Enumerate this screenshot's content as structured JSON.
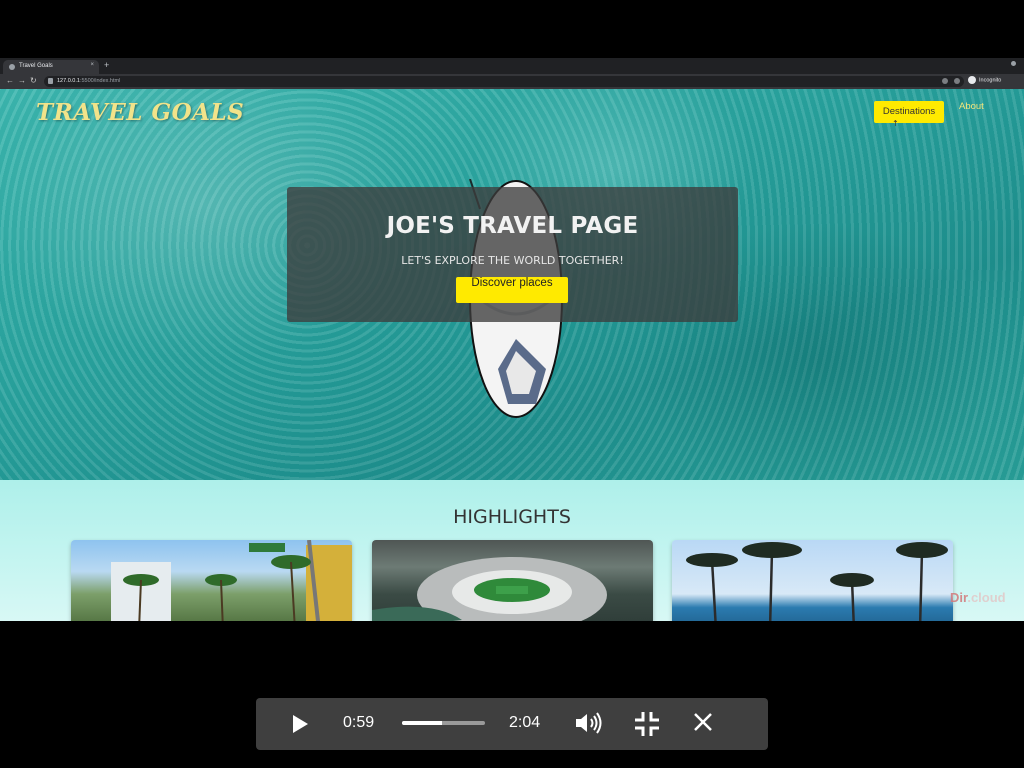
{
  "browser": {
    "tab_title": "Travel Goals",
    "tab_close": "×",
    "new_tab": "+",
    "url_host": "127.0.0.1",
    "url_path": ":5500/index.html",
    "profile_label": "Incognito"
  },
  "site": {
    "logo": "TRAVEL GOALS",
    "nav": {
      "destinations": "Destinations",
      "about": "About"
    },
    "hero": {
      "title": "JOE'S TRAVEL PAGE",
      "subtitle": "LET'S EXPLORE THE WORLD TOGETHER!",
      "cta": "Discover places"
    },
    "highlights": {
      "title": "HIGHLIGHTS",
      "cards": [
        {
          "image": "city-street-palms"
        },
        {
          "image": "stadium-aerial"
        },
        {
          "image": "beach-palms"
        }
      ]
    }
  },
  "watermark": {
    "brand": "Dir",
    "suffix": ".cloud"
  },
  "player": {
    "current_time": "0:59",
    "total_time": "2:04",
    "progress": 0.476,
    "icons": [
      "play-icon",
      "volume-icon",
      "exit-fullscreen-icon",
      "close-icon"
    ]
  },
  "colors": {
    "accent_yellow": "#ffea00",
    "logo_gold": "#f1e38a",
    "highlights_bg": "#aef0ea"
  }
}
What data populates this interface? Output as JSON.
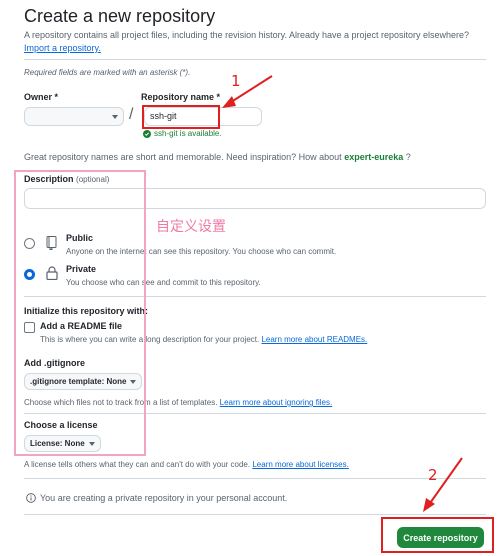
{
  "header": {
    "title": "Create a new repository",
    "subtitle": "A repository contains all project files, including the revision history. Already have a project repository elsewhere?",
    "import_link": "Import a repository."
  },
  "required_note": "Required fields are marked with an asterisk (*).",
  "owner": {
    "label": "Owner *",
    "value": ""
  },
  "slash": "/",
  "repo_name": {
    "label": "Repository name *",
    "value": "ssh-git",
    "availability": "ssh-git is available."
  },
  "suggestion": {
    "text": "Great repository names are short and memorable. Need inspiration? How about",
    "name": "expert-eureka",
    "suffix": "?"
  },
  "description": {
    "label": "Description",
    "optional": "(optional)",
    "value": ""
  },
  "visibility": [
    {
      "label": "Public",
      "desc": "Anyone on the internet can see this repository. You choose who can commit.",
      "selected": false,
      "icon": "repo-icon"
    },
    {
      "label": "Private",
      "desc": "You choose who can see and commit to this repository.",
      "selected": true,
      "icon": "lock-icon"
    }
  ],
  "initialize": {
    "heading": "Initialize this repository with:",
    "readme_label": "Add a README file",
    "readme_checked": false,
    "readme_desc": "This is where you can write a long description for your project.",
    "readme_link": "Learn more about READMEs."
  },
  "gitignore": {
    "label": "Add .gitignore",
    "button": ".gitignore template: None",
    "desc": "Choose which files not to track from a list of templates.",
    "link": "Learn more about ignoring files."
  },
  "license": {
    "label": "Choose a license",
    "button": "License: None",
    "desc": "A license tells others what they can and can't do with your code.",
    "link": "Learn more about licenses."
  },
  "private_notice": "You are creating a private repository in your personal account.",
  "create_button": "Create repository",
  "annotations": {
    "step1": "1",
    "step2": "2",
    "custom_settings": "自定义设置",
    "color": "#e02020",
    "highlight_color": "#f3a3c4"
  },
  "colors": {
    "primary_button": "#1f883d",
    "success": "#1a7f37",
    "link": "#0969da"
  }
}
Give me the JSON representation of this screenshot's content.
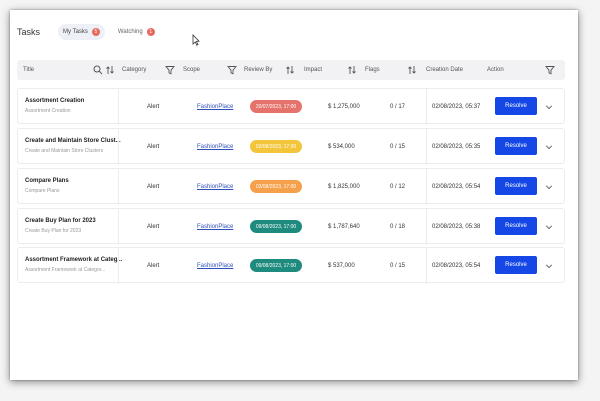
{
  "header": {
    "title": "Tasks",
    "tabs": [
      {
        "label": "My Tasks",
        "count": "5",
        "active": true
      },
      {
        "label": "Watching",
        "count": "1",
        "active": false
      }
    ]
  },
  "columns": {
    "title": "Title",
    "category": "Category",
    "scope": "Scope",
    "review_by": "Review By",
    "impact": "Impact",
    "flags": "Flags",
    "creation_date": "Creation Date",
    "action": "Action"
  },
  "rows": [
    {
      "title": "Assortment Creation",
      "subtitle": "Assortment Creation",
      "category": "Alert",
      "scope": "FashionPlace",
      "review_by": "20/07/2023, 17:00",
      "review_status_color": "#e5736b",
      "impact": "$ 1,275,000",
      "flags": "0 / 17",
      "creation_date": "02/08/2023, 05:37",
      "action": "Resolve"
    },
    {
      "title": "Create and Maintain Store Clust...",
      "subtitle": "Create and Maintain Store Clusters",
      "category": "Alert",
      "scope": "FashionPlace",
      "review_by": "02/08/2023, 17:00",
      "review_status_color": "#f2c53b",
      "impact": "$ 534,000",
      "flags": "0 / 15",
      "creation_date": "02/08/2023, 05:35",
      "action": "Resolve"
    },
    {
      "title": "Compare Plans",
      "subtitle": "Compare Plans",
      "category": "Alert",
      "scope": "FashionPlace",
      "review_by": "03/08/2023, 17:00",
      "review_status_color": "#f5a04a",
      "impact": "$ 1,825,000",
      "flags": "0 / 12",
      "creation_date": "02/08/2023, 05:54",
      "action": "Resolve"
    },
    {
      "title": "Create Buy Plan for 2023",
      "subtitle": "Create Buy Plan for 2023",
      "category": "Alert",
      "scope": "FashionPlace",
      "review_by": "09/08/2023, 17:00",
      "review_status_color": "#1f8a7e",
      "impact": "$ 1,787,640",
      "flags": "0 / 18",
      "creation_date": "02/08/2023, 05:38",
      "action": "Resolve"
    },
    {
      "title": "Assortment Framework at Categ...",
      "subtitle": "Assortment Framework at Categor...",
      "category": "Alert",
      "scope": "FashionPlace",
      "review_by": "09/08/2023, 17:00",
      "review_status_color": "#1f8a7e",
      "impact": "$ 537,000",
      "flags": "0 / 15",
      "creation_date": "02/08/2023, 05:54",
      "action": "Resolve"
    }
  ],
  "icons": {
    "search": "search-icon",
    "sort": "sort-icon",
    "filter": "filter-icon",
    "expand": "chevron-down-icon",
    "cursor": "mouse-cursor-icon"
  },
  "colors": {
    "primary_button": "#1447e6",
    "badge": "#e86a5f",
    "link": "#2f4fb8"
  }
}
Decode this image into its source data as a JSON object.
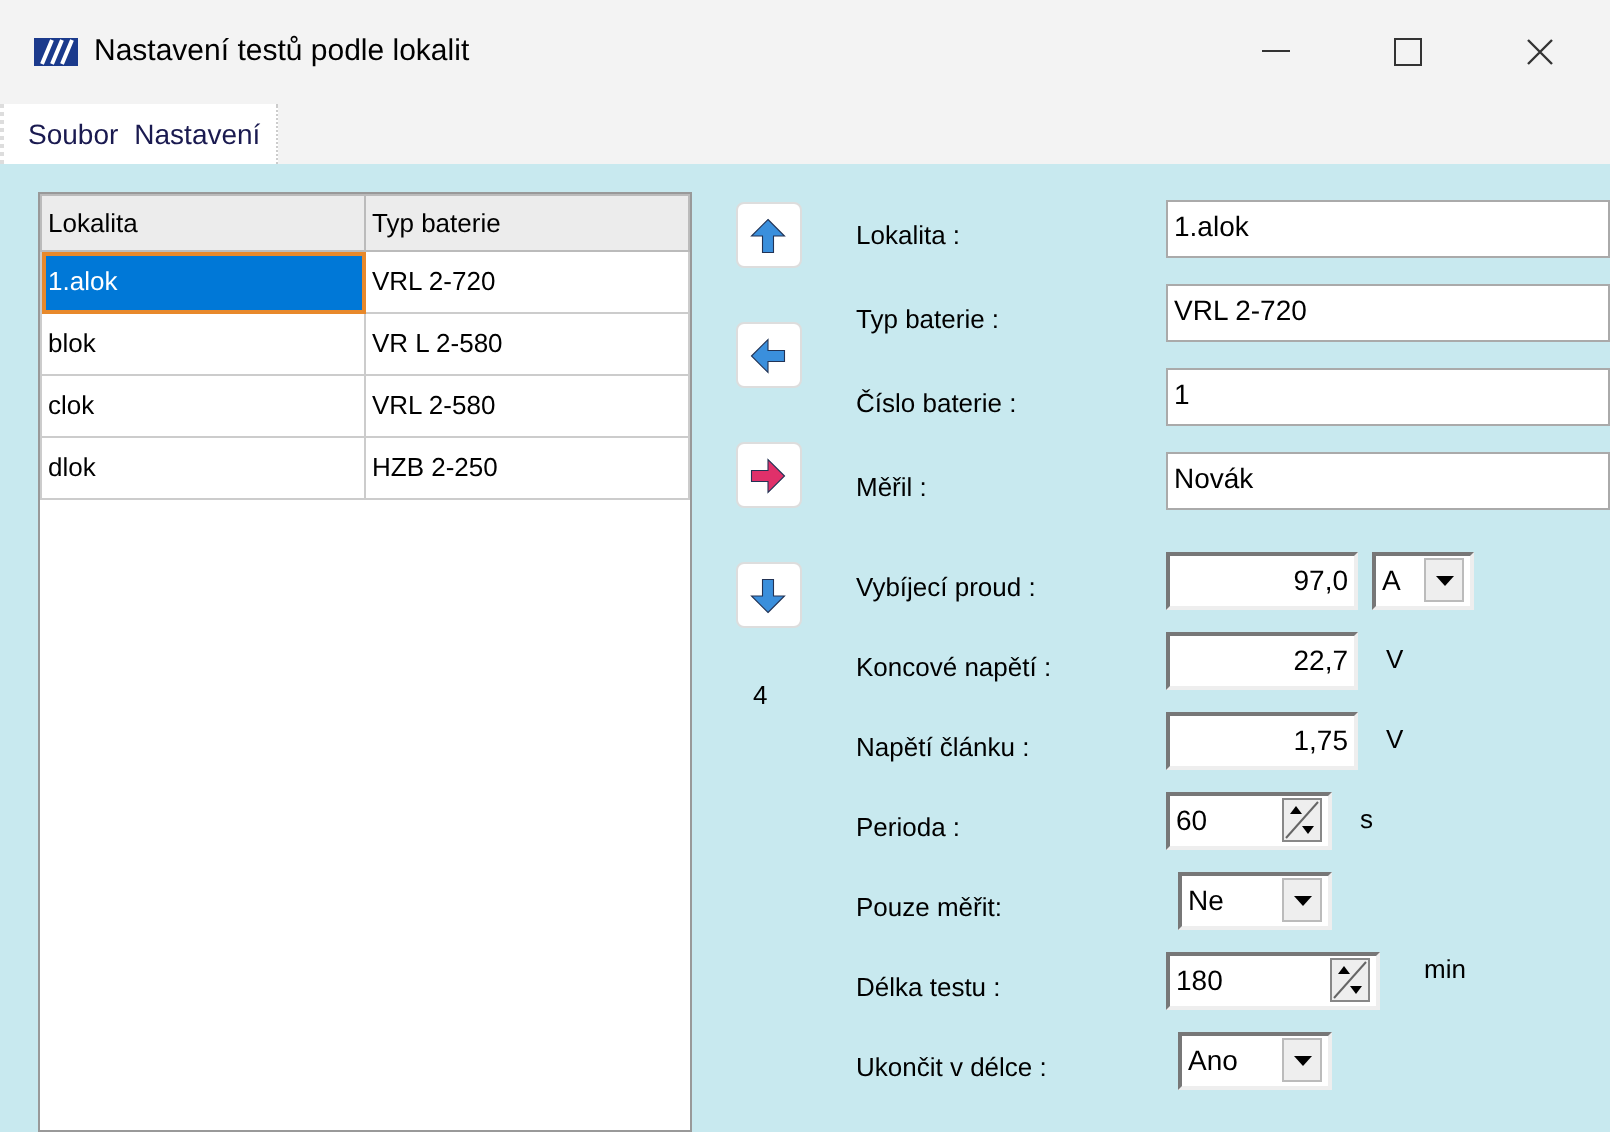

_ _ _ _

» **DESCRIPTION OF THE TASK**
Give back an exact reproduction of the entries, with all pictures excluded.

» **RESPONSE**
Enumerate this screenshot's content as structured JSON.
{
  "browser": {
    "tab_title": "Travel Goals",
    "tab_close": "×",
    "new_tab": "+",
    "url_host": "127.0.0.1",
    "url_path": ":5500/index.html",
    "profile_label": "Incognito"
  },
  "site": {
    "logo": "TRAVEL GOALS",
    "nav": {
      "destinations": "Destinations",
      "about": "About"
    },
    "hero": {
      "title": "JOE'S TRAVEL PAGE",
      "subtitle": "LET'S EXPLORE THE WORLD TOGETHER!",
      "cta": "Discover places"
    },
    "highlights": {
      "title": "HIGHLIGHTS",
      "cards": [
        {
          "image": "city-street-palms"
        },
        {
          "image": "stadium-aerial"
        },
        {
          "image": "beach-palms"
        }
      ]
    }
  },
  "watermark": {
    "brand": "Dir",
    "suffix": ".cloud"
  },
  "player": {
    "current_time": "0:59",
    "total_time": "2:04",
    "progress": 0.476,
    "icons": [
      "play-icon",
      "volume-icon",
      "exit-fullscreen-icon",
      "close-icon"
    ]
  },
  "colors": {
    "accent_yellow": "#ffea00",
    "logo_gold": "#f1e38a",
    "highlights_bg": "#aef0ea"
  }
}
What data populates this interface? Output as JSON.
{
  "header": {
    "title": "Create a new repository",
    "subtitle": "A repository contains all project files, including the revision history. Already have a project repository elsewhere?",
    "import_link": "Import a repository."
  },
  "required_note": "Required fields are marked with an asterisk (*).",
  "owner": {
    "label": "Owner *",
    "value": ""
  },
  "slash": "/",
  "repo_name": {
    "label": "Repository name *",
    "value": "ssh-git",
    "availability": "ssh-git is available."
  },
  "suggestion": {
    "text": "Great repository names are short and memorable. Need inspiration? How about",
    "name": "expert-eureka",
    "suffix": "?"
  },
  "description": {
    "label": "Description",
    "optional": "(optional)",
    "value": ""
  },
  "visibility": [
    {
      "label": "Public",
      "desc": "Anyone on the internet can see this repository. You choose who can commit.",
      "selected": false,
      "icon": "repo-icon"
    },
    {
      "label": "Private",
      "desc": "You choose who can see and commit to this repository.",
      "selected": true,
      "icon": "lock-icon"
    }
  ],
  "initialize": {
    "heading": "Initialize this repository with:",
    "readme_label": "Add a README file",
    "readme_checked": false,
    "readme_desc": "This is where you can write a long description for your project.",
    "readme_link": "Learn more about READMEs."
  },
  "gitignore": {
    "label": "Add .gitignore",
    "button": ".gitignore template: None",
    "desc": "Choose which files not to track from a list of templates.",
    "link": "Learn more about ignoring files."
  },
  "license": {
    "label": "Choose a license",
    "button": "License: None",
    "desc": "A license tells others what they can and can't do with your code.",
    "link": "Learn more about licenses."
  },
  "private_notice": "You are creating a private repository in your personal account.",
  "create_button": "Create repository",
  "annotations": {
    "step1": "1",
    "step2": "2",
    "custom_settings": "自定义设置",
    "color": "#e02020",
    "highlight_color": "#f3a3c4"
  },
  "colors": {
    "primary_button": "#1f883d",
    "success": "#1a7f37",
    "link": "#0969da"
  }
}
Give me the JSON representation of this screenshot's content.
{
  "header": {
    "title": "Tasks",
    "tabs": [
      {
        "label": "My Tasks",
        "count": "5",
        "active": true
      },
      {
        "label": "Watching",
        "count": "1",
        "active": false
      }
    ]
  },
  "columns": {
    "title": "Title",
    "category": "Category",
    "scope": "Scope",
    "review_by": "Review By",
    "impact": "Impact",
    "flags": "Flags",
    "creation_date": "Creation Date",
    "action": "Action"
  },
  "rows": [
    {
      "title": "Assortment Creation",
      "subtitle": "Assortment Creation",
      "category": "Alert",
      "scope": "FashionPlace",
      "review_by": "20/07/2023, 17:00",
      "review_status_color": "#e5736b",
      "impact": "$ 1,275,000",
      "flags": "0 / 17",
      "creation_date": "02/08/2023, 05:37",
      "action": "Resolve"
    },
    {
      "title": "Create and Maintain Store Clust...",
      "subtitle": "Create and Maintain Store Clusters",
      "category": "Alert",
      "scope": "FashionPlace",
      "review_by": "02/08/2023, 17:00",
      "review_status_color": "#f2c53b",
      "impact": "$ 534,000",
      "flags": "0 / 15",
      "creation_date": "02/08/2023, 05:35",
      "action": "Resolve"
    },
    {
      "title": "Compare Plans",
      "subtitle": "Compare Plans",
      "category": "Alert",
      "scope": "FashionPlace",
      "review_by": "03/08/2023, 17:00",
      "review_status_color": "#f5a04a",
      "impact": "$ 1,825,000",
      "flags": "0 / 12",
      "creation_date": "02/08/2023, 05:54",
      "action": "Resolve"
    },
    {
      "title": "Create Buy Plan for 2023",
      "subtitle": "Create Buy Plan for 2023",
      "category": "Alert",
      "scope": "FashionPlace",
      "review_by": "09/08/2023, 17:00",
      "review_status_color": "#1f8a7e",
      "impact": "$ 1,787,640",
      "flags": "0 / 18",
      "creation_date": "02/08/2023, 05:38",
      "action": "Resolve"
    },
    {
      "title": "Assortment Framework at Categ...",
      "subtitle": "Assortment Framework at Categor...",
      "category": "Alert",
      "scope": "FashionPlace",
      "review_by": "09/08/2023, 17:00",
      "review_status_color": "#1f8a7e",
      "impact": "$ 537,000",
      "flags": "0 / 15",
      "creation_date": "02/08/2023, 05:54",
      "action": "Resolve"
    }
  ],
  "icons": {
    "search": "search-icon",
    "sort": "sort-icon",
    "filter": "filter-icon",
    "expand": "chevron-down-icon",
    "cursor": "mouse-cursor-icon"
  },
  "colors": {
    "primary_button": "#1447e6",
    "badge": "#e86a5f",
    "link": "#2f4fb8"
  }
}
Decode this image into its source data as a JSON object.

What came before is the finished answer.